ANTIQUE COLLECTOR NEWS
ANTIQUE COLLECTIBLE FURNITURE
By Leon Carlson of Mister Find IT ®
Through out history certain styles of furniture have been desired by the future generations. These styles are often dated by design distinctions of a certain era or time period. Smooth legs VS fancy tapering, claw feet VS a turned ball or simple bracket foot, even the choice of screws and hardware can determine a style and date. As all of my articles are geared toward the beginner collector, I'm not going to go into all those details on furniture, other then to say true antique furniture is at least 100 years old, so it will most likely be passed down from grandparents.
Most desired antique furniture will be made before 1920, as it was hand crafted. Most machine made furniture was made after that. Some antique furniture that is always desired is, heavily carved furniture (especially Asian made), inlaid furniture Adirondack furniture (furniture made with rustic twigs) and furniture made with or decorated with horns (steer horns, elk, moose, deer, etc.) . Furniture made by special designers or in time periods such as: fancy Empire, Gothic or Revival furniture made from 1820 -1880; Arts & Craft or Mission Period furniture (1900 - 1915); Art Deco furniture (1925-1940) Modernist or Mid-Century furniture (1945 - 1970); Furniture made by: Albert Berry, Belter, Charles Stickley, Dirk Van Erp, Earnest, Frank Lloyd Wright, Gilbert Rohde, Gustav Stickley, Harry Dixon, Haywood Wakefield, Herman Miller, Jarvie, Karl Kipp, Knoll, L & L.G. Stickley, Lifetime, Limbert, Meeks, Morris, Nelson, Noguchi, Onondaga Metal Shop, Rohlf's, Roux, Roycroft, Stickley Brothers, and Thonet. Collectors do not want furniture made of particle board, pressed sawdust, or cardboard. Collectors also do not want you to refinish oak furniture you plan to resell. On mission period pieces, an original finish is worth more than a refinished piece.
People want antique furniture that is beautiful to look at, but it must also be functional. Thus it is not uncommon to see repairs or flaws in antique furniture. Some of the common things you may see (or have to fix) is repaired drawers. Because of heavy use, many of the drawer bottom edges wear, and must be replaced or the drawer will teter totter, so you'll likely see two different types of wood there. You'll also see two different types of wood for filler pieces. Fine wood was expensive, and it was not uncommon to use a fine piece of wood in areas that would show, but cheap pine as blocks and spacers on the underside or in unseen areas. Like many other products, wood, over long periods of time shrinks, thus you may see cracks in corners, across an entire door, or loose drawer bottom, or where two pieces of wood are joined. If the piece has not been refinished, you will see scratches around knobs and handles, and cracking or flaking in the old finish. When you remove a knob the finish should be darker as the suns UV rays causes the finish to lighten over time. If the knobs themselves were replaced, you may see a different size foot print under the knob. If the back of a knob has rows of indentation (many little dashes), the knob has been made by machine, and thus replacing the original. If drawer sizes are different, a true antique will have smaller drawers near the top, and graduate to the largest drawers near the bottom. The same principle was applied to cabinet doors.
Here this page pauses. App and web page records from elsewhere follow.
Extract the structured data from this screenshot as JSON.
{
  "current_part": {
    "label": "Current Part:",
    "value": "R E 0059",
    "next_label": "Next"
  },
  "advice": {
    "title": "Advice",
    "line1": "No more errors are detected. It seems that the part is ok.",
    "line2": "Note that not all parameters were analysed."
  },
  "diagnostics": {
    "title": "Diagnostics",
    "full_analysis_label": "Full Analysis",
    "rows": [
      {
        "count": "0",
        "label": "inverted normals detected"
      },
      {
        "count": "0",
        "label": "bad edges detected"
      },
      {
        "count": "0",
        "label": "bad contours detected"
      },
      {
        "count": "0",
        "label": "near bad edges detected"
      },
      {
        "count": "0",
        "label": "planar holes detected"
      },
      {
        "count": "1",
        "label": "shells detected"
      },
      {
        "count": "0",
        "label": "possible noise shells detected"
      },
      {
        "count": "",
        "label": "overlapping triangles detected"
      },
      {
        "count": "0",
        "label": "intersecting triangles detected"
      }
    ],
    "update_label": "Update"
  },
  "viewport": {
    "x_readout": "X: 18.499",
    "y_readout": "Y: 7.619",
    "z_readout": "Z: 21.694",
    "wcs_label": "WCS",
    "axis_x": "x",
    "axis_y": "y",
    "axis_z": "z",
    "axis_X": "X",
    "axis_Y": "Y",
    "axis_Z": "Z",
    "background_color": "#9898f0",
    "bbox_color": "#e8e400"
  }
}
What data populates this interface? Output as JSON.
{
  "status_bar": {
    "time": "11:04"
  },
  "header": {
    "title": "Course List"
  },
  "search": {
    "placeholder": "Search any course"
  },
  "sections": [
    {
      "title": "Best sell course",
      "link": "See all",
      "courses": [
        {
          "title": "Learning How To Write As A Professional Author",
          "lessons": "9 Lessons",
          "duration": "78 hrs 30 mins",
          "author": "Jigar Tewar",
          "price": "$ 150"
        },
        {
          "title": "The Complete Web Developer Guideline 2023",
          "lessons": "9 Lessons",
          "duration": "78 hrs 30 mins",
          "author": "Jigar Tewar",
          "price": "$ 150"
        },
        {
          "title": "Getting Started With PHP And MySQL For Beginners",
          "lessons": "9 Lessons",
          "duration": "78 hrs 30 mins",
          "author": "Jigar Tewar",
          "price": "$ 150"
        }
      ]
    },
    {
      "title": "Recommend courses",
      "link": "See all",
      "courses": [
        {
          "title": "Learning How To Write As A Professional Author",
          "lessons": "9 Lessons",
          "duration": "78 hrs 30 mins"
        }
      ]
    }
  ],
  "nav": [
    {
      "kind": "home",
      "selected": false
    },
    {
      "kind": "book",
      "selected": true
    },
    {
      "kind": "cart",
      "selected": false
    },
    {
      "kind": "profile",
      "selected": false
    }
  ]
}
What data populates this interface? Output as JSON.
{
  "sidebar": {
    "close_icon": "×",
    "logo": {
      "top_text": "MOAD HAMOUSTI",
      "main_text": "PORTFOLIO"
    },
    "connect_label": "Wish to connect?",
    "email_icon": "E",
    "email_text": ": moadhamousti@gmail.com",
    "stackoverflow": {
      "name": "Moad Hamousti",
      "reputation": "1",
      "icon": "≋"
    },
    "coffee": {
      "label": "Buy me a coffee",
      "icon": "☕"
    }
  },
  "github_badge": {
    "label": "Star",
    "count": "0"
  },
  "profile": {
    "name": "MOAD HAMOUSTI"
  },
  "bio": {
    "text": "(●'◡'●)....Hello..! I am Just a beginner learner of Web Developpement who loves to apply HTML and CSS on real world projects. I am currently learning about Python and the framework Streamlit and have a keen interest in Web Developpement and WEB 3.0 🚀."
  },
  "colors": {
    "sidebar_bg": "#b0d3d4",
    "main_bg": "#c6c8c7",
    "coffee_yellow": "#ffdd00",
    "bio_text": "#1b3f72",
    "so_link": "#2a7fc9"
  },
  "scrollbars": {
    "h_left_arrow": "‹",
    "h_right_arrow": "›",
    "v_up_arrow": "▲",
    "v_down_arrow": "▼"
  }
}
Antique furniture is heavy and bulky, and you need the right house to put it in. And often several strong guys to move it. Most people don't want to ship furniture across the country. Which may explain why some styles are sought after in different regions of the country. When Mister Find IT ® posts ads for furniture buyers, we try to make mention of the area the buyer buys from. There tends to be a preference of 18th and 19th along the East Coast, where as Victorian (1837 - 1901) designs tend to have a larger market in the Midwest and South. In the West, "western" designs are sought. Except for some markets in major western cities. Palm Springs, California for an example, people seek "Mid-Century modern furniture. While a hundred miles away in San Diego, and Los Angeles people seek a wider range of furniture. If you're selling antique furniture as described above, be sure to be contact serious buyers, as some pieces can be worth over $10,000. On the other hand, if you have old furniture, but it doesn't fit the above categories, you may consider painting (with caulk paint) or re-purpose it, as this seams to be the trend with the Millennials.
Enjoy your finds!
Mister Find IT ®